### What to produce
Wherever a line of the data contains "JSON", copy that line.

Web page and app entries:
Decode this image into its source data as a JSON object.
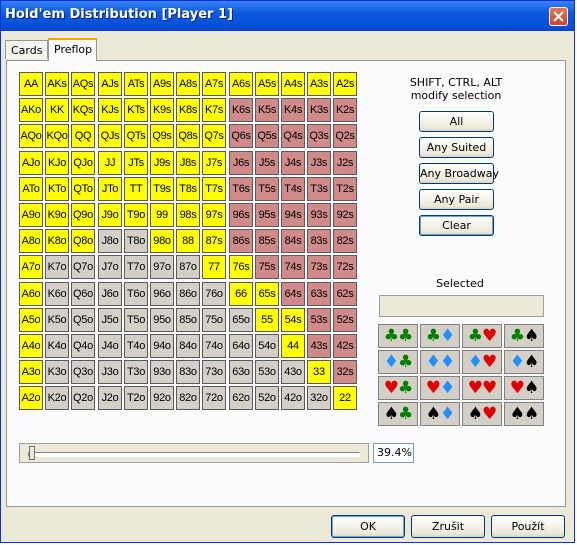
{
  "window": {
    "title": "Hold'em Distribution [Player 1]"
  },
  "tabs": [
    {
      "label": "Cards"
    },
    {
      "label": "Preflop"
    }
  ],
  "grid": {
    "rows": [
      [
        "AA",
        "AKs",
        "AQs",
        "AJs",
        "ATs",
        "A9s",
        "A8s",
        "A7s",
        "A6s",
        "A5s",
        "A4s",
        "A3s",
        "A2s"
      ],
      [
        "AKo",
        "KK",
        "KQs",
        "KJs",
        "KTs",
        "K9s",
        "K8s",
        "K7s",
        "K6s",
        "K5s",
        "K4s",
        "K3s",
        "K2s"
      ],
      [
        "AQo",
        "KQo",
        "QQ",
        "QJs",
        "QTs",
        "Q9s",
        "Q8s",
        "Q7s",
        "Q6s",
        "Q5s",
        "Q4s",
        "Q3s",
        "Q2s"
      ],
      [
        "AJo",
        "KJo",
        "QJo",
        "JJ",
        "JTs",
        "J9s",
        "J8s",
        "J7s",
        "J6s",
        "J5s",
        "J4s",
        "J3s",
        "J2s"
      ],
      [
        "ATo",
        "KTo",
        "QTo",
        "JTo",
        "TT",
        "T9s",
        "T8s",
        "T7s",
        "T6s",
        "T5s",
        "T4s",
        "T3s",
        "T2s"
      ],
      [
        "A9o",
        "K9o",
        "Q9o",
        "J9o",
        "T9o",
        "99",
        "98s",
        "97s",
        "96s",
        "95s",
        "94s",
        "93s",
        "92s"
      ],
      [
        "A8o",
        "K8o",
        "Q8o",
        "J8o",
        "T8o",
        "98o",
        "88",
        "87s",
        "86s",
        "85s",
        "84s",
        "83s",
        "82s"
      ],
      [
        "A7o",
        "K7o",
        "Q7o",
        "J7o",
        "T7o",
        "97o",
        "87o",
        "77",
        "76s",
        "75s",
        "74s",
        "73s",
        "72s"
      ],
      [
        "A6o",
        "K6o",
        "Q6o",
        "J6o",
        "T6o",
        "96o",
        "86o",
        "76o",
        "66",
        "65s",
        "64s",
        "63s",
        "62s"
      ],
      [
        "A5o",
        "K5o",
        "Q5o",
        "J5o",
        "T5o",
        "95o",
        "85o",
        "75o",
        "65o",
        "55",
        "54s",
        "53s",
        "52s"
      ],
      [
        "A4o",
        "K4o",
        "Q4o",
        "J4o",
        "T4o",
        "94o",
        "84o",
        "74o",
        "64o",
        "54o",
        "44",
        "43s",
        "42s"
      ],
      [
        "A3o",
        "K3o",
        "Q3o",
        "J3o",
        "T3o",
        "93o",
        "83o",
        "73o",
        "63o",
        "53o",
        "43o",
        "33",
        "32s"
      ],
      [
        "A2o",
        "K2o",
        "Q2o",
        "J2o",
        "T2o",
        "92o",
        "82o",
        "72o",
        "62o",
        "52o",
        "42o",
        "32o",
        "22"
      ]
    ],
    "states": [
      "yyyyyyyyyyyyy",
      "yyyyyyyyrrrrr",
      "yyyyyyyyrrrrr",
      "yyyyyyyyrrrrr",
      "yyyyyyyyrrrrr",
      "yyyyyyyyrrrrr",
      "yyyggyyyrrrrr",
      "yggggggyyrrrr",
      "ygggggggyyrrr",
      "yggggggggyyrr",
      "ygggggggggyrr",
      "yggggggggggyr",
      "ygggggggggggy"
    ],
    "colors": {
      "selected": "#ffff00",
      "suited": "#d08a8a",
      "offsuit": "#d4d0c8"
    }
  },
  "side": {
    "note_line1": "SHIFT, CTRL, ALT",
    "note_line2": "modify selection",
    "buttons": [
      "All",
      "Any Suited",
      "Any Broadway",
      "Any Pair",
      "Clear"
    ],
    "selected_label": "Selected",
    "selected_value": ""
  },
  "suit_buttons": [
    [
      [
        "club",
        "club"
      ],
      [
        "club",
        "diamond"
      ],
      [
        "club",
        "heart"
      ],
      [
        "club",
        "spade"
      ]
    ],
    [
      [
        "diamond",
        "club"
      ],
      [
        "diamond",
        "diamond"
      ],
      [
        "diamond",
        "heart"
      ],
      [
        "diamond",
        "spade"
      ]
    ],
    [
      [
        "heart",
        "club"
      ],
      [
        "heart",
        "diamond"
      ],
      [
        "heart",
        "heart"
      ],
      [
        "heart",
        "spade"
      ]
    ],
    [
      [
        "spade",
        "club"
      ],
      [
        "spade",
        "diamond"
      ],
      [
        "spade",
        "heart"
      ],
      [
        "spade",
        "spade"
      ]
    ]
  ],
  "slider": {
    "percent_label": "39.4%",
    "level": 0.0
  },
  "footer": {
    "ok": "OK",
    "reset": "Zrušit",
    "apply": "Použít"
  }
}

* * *

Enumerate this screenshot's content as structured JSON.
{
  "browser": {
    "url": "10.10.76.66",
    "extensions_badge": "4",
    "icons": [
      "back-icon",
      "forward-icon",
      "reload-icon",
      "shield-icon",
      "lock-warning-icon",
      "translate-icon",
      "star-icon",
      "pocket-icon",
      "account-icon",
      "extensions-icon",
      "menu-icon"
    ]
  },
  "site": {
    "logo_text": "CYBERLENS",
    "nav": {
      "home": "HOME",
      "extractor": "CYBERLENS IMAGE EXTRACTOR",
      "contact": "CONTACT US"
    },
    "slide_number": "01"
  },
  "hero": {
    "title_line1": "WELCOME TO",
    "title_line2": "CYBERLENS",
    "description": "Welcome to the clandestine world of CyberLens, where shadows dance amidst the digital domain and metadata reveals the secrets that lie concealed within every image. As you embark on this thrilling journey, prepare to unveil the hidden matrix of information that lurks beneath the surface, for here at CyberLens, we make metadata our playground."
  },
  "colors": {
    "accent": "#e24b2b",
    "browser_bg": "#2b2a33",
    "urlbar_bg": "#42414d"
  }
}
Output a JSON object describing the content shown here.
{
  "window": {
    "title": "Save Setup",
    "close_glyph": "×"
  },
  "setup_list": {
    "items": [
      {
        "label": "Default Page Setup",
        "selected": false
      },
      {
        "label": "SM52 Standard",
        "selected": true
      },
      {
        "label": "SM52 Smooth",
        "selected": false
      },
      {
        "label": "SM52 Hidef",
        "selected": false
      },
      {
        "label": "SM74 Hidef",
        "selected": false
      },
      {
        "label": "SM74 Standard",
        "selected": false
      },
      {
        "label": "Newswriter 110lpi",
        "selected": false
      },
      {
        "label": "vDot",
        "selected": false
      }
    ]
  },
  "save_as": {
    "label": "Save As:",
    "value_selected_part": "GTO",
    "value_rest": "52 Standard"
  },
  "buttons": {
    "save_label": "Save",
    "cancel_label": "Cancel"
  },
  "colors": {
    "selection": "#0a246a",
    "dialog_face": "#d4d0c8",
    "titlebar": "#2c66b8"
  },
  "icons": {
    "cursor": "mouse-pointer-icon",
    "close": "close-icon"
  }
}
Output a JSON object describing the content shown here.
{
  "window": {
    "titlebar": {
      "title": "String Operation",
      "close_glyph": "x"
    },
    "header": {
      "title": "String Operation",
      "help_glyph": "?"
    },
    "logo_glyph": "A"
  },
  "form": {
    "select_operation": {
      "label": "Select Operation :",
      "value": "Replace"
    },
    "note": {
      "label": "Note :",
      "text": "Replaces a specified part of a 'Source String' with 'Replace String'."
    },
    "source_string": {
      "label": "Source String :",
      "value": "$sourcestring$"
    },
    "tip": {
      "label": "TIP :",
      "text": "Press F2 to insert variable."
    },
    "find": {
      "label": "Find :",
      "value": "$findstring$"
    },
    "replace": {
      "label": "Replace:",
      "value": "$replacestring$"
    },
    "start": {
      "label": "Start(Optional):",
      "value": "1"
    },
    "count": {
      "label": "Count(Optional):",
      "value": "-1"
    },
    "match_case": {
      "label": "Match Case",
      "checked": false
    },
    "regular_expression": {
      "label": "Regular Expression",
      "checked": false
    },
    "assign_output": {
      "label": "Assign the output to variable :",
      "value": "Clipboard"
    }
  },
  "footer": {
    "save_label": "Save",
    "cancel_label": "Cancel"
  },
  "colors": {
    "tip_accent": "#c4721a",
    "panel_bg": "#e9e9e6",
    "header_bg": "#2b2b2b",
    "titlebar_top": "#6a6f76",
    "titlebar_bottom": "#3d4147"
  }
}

### Solution
Decode this image into its source data as a JSON object.
Enumerate this screenshot's content as structured JSON.
Output a JSON object describing the content shown here.
Output a JSON object describing the content shown here.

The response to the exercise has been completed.